- _Task_: From the records below, extract all the text exactly and leave the images behind.

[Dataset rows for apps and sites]
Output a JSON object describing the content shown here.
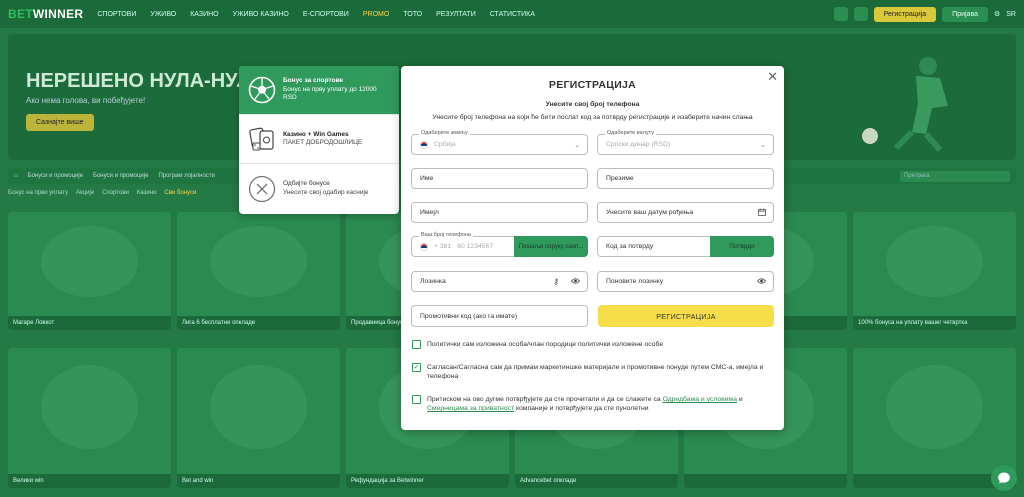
{
  "topbar": {
    "logo_a": "BET",
    "logo_b": "WINNER",
    "nav": [
      "Спортови",
      "Уживо",
      "Казино",
      "Уживо казино",
      "Е-спортови",
      "Promo",
      "Тото",
      "Резултати",
      "Статистика"
    ],
    "register_label": "Регистрација",
    "login_label": "Пријава",
    "lang": "SR"
  },
  "hero": {
    "title": "НЕРЕШЕНО НУЛА-НУЛА",
    "subtitle": "Ако нема голова, ви побеђујете!",
    "button": "Сазнајте више"
  },
  "background": {
    "search_placeholder": "Претрага",
    "filters": [
      "Бонуси и промоције",
      "Бонуси и промоције",
      "Програм лојалности"
    ],
    "subfilters": [
      "Бонус на први уплату",
      "Акције",
      "Спортови",
      "Казино",
      "Сви бонуси"
    ],
    "cards_row1": [
      "Магаре Ловкот",
      "Лига 6 бесплатне опкладе",
      "Продавница бонуса",
      "",
      "",
      "100% бонуса на уплату вашег четвртка"
    ],
    "cards_row2": [
      "Велики win",
      "Bet and win",
      "Рефундација за Betwinner",
      "Advancebet опкладе",
      "",
      ""
    ]
  },
  "bonus_panel": {
    "options": [
      {
        "title": "Бонус за спортове",
        "text": "Бонус на прву уплату до 12000 RSD",
        "icon": "soccer-ball-icon"
      },
      {
        "title": "Казино + Win Games",
        "text": "ПАКЕТ ДОБРОДОШЛИЦЕ",
        "icon": "casino-cards-icon"
      },
      {
        "title": "Одбијте бонусе",
        "text": "Унесите свој одабир касније",
        "icon": "decline-x-icon"
      }
    ]
  },
  "modal": {
    "title": "РЕГИСТРАЦИЈА",
    "subtitle": "Унесите свој број телефона",
    "description": "Унесите број телефона на који ће бити послат код за потврду регистрације и изаберите начин слања",
    "country": {
      "label": "Одаберите земљу",
      "value": "Србија"
    },
    "currency": {
      "label": "Одаберите валуту",
      "value": "Српски динар (RSD)"
    },
    "first_name": "Име",
    "last_name": "Презиме",
    "email": "Имејл",
    "birthdate": "Унесите ваш датум рођења",
    "phone": {
      "label": "Ваш број телефона",
      "prefix": "+ 381",
      "placeholder": "60 1234567",
      "send_button": "Пошаљи поруку саоп..."
    },
    "confirm_code": {
      "placeholder": "Код за потврду",
      "button": "Потврди"
    },
    "password": "Лозинка",
    "repeat_password": "Поновите лозинку",
    "promo": "Промотивни код (ако га имате)",
    "register_button": "РЕГИСТРАЦИЈА",
    "check1": "Политички сам изложена особа/члан породице политички изложене особе",
    "check2": "Сагласан/Сагласна сам да примам маркетиншке материјале и промотивне понуде путем СМС-а, имејла и телефона",
    "check3_a": "Притиском на ово дугме потврђујете да сте прочитали и да се слажете са ",
    "check3_link1": "Одредбама и условима",
    "check3_b": " и ",
    "check3_link2": "Смерницама за приватност",
    "check3_c": " компаније и потврђујете да сте пунолетни",
    "check_states": [
      false,
      true,
      false
    ]
  },
  "colors": {
    "accent": "#2f9a5c",
    "cta": "#f7dd4a",
    "backdrop": "#1f6b3c"
  }
}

- _Written reply_:
Output a JSON object describing the content shown here.
{
  "topbar": {
    "logo_a": "BET",
    "logo_b": "WINNER",
    "nav": [
      "Спортови",
      "Уживо",
      "Казино",
      "Уживо казино",
      "Е-спортови",
      "Promo",
      "Тото",
      "Резултати",
      "Статистика"
    ],
    "register_label": "Регистрација",
    "login_label": "Пријава",
    "lang": "SR"
  },
  "hero": {
    "title": "НЕРЕШЕНО НУЛА-НУЛА",
    "subtitle": "Ако нема голова, ви побеђујете!",
    "button": "Сазнајте више"
  },
  "background": {
    "search_placeholder": "Претрага",
    "filters": [
      "Бонуси и промоције",
      "Бонуси и промоције",
      "Програм лојалности"
    ],
    "subfilters": [
      "Бонус на први уплату",
      "Акције",
      "Спортови",
      "Казино",
      "Сви бонуси"
    ],
    "cards_row1": [
      "Магаре Ловкот",
      "Лига 6 бесплатне опкладе",
      "Продавница бонуса",
      "",
      "",
      "100% бонуса на уплату вашег четвртка"
    ],
    "cards_row2": [
      "Велики win",
      "Bet and win",
      "Рефундација за Betwinner",
      "Advancebet опкладе",
      "",
      ""
    ]
  },
  "bonus_panel": {
    "options": [
      {
        "title": "Бонус за спортове",
        "text": "Бонус на прву уплату до 12000 RSD",
        "icon": "soccer-ball-icon"
      },
      {
        "title": "Казино + Win Games",
        "text": "ПАКЕТ ДОБРОДОШЛИЦЕ",
        "icon": "casino-cards-icon"
      },
      {
        "title": "Одбијте бонусе",
        "text": "Унесите свој одабир касније",
        "icon": "decline-x-icon"
      }
    ]
  },
  "modal": {
    "title": "РЕГИСТРАЦИЈА",
    "subtitle": "Унесите свој број телефона",
    "description": "Унесите број телефона на који ће бити послат код за потврду регистрације и изаберите начин слања",
    "country": {
      "label": "Одаберите земљу",
      "value": "Србија"
    },
    "currency": {
      "label": "Одаберите валуту",
      "value": "Српски динар (RSD)"
    },
    "first_name": "Име",
    "last_name": "Презиме",
    "email": "Имејл",
    "birthdate": "Унесите ваш датум рођења",
    "phone": {
      "label": "Ваш број телефона",
      "prefix": "+ 381",
      "placeholder": "60 1234567",
      "send_button": "Пошаљи поруку саоп..."
    },
    "confirm_code": {
      "placeholder": "Код за потврду",
      "button": "Потврди"
    },
    "password": "Лозинка",
    "repeat_password": "Поновите лозинку",
    "promo": "Промотивни код (ако га имате)",
    "register_button": "РЕГИСТРАЦИЈА",
    "check1": "Политички сам изложена особа/члан породице политички изложене особе",
    "check2": "Сагласан/Сагласна сам да примам маркетиншке материјале и промотивне понуде путем СМС-а, имејла и телефона",
    "check3_a": "Притиском на ово дугме потврђујете да сте прочитали и да се слажете са ",
    "check3_link1": "Одредбама и условима",
    "check3_b": " и ",
    "check3_link2": "Смерницама за приватност",
    "check3_c": " компаније и потврђујете да сте пунолетни",
    "check_states": [
      false,
      true,
      false
    ]
  },
  "colors": {
    "accent": "#2f9a5c",
    "cta": "#f7dd4a",
    "backdrop": "#1f6b3c"
  }
}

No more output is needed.